DATA RECORDS:

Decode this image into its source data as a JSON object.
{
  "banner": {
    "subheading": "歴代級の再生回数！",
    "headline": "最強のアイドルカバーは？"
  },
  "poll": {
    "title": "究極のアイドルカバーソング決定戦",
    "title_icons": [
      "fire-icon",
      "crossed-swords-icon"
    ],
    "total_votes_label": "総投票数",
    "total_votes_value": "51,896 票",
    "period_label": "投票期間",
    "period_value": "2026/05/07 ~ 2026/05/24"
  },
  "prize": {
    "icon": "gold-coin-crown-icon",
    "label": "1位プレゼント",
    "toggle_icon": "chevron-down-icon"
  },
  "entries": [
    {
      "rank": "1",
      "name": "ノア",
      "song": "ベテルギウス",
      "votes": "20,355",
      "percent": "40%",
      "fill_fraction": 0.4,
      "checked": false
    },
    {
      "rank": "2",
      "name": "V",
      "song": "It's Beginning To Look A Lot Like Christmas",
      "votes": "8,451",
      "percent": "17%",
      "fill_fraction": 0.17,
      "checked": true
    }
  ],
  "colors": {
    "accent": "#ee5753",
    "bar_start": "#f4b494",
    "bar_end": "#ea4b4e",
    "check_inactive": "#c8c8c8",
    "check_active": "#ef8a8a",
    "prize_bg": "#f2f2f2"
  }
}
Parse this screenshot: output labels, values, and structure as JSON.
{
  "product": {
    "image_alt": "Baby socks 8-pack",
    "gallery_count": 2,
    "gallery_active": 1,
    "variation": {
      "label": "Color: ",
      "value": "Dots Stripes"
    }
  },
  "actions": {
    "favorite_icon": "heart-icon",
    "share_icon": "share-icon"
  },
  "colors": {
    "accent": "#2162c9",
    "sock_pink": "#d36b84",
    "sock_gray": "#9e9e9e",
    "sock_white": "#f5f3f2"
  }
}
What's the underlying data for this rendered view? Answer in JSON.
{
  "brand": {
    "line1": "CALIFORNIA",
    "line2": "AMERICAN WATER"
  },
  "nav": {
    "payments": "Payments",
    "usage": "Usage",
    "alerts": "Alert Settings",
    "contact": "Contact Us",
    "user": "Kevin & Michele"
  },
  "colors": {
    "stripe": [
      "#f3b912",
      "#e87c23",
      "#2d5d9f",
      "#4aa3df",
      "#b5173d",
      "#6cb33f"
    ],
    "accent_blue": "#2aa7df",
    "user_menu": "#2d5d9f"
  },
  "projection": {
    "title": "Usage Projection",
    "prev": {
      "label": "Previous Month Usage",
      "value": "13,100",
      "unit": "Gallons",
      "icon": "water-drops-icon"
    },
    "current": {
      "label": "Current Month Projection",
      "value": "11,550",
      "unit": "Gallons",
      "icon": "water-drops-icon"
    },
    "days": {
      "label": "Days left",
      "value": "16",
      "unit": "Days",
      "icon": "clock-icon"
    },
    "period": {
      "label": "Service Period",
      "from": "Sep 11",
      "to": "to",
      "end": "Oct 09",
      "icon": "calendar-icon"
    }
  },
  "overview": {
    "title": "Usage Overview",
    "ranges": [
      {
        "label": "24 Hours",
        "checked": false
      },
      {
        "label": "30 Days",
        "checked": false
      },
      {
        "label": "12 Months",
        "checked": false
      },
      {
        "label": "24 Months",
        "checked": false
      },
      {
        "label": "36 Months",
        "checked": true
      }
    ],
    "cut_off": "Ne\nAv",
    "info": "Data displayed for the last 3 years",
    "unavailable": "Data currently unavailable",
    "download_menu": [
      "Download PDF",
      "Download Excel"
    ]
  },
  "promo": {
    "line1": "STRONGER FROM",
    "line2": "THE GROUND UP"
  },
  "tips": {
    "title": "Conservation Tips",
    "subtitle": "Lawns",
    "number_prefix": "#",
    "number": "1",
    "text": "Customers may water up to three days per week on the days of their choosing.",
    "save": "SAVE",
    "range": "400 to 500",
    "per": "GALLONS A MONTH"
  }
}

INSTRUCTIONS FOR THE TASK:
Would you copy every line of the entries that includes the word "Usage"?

RESULT OF THE EXERCISE:
    "usage": "Usage",
    "title": "Usage Projection",
      "label": "Previous Month Usage",
    "title": "Usage Overview",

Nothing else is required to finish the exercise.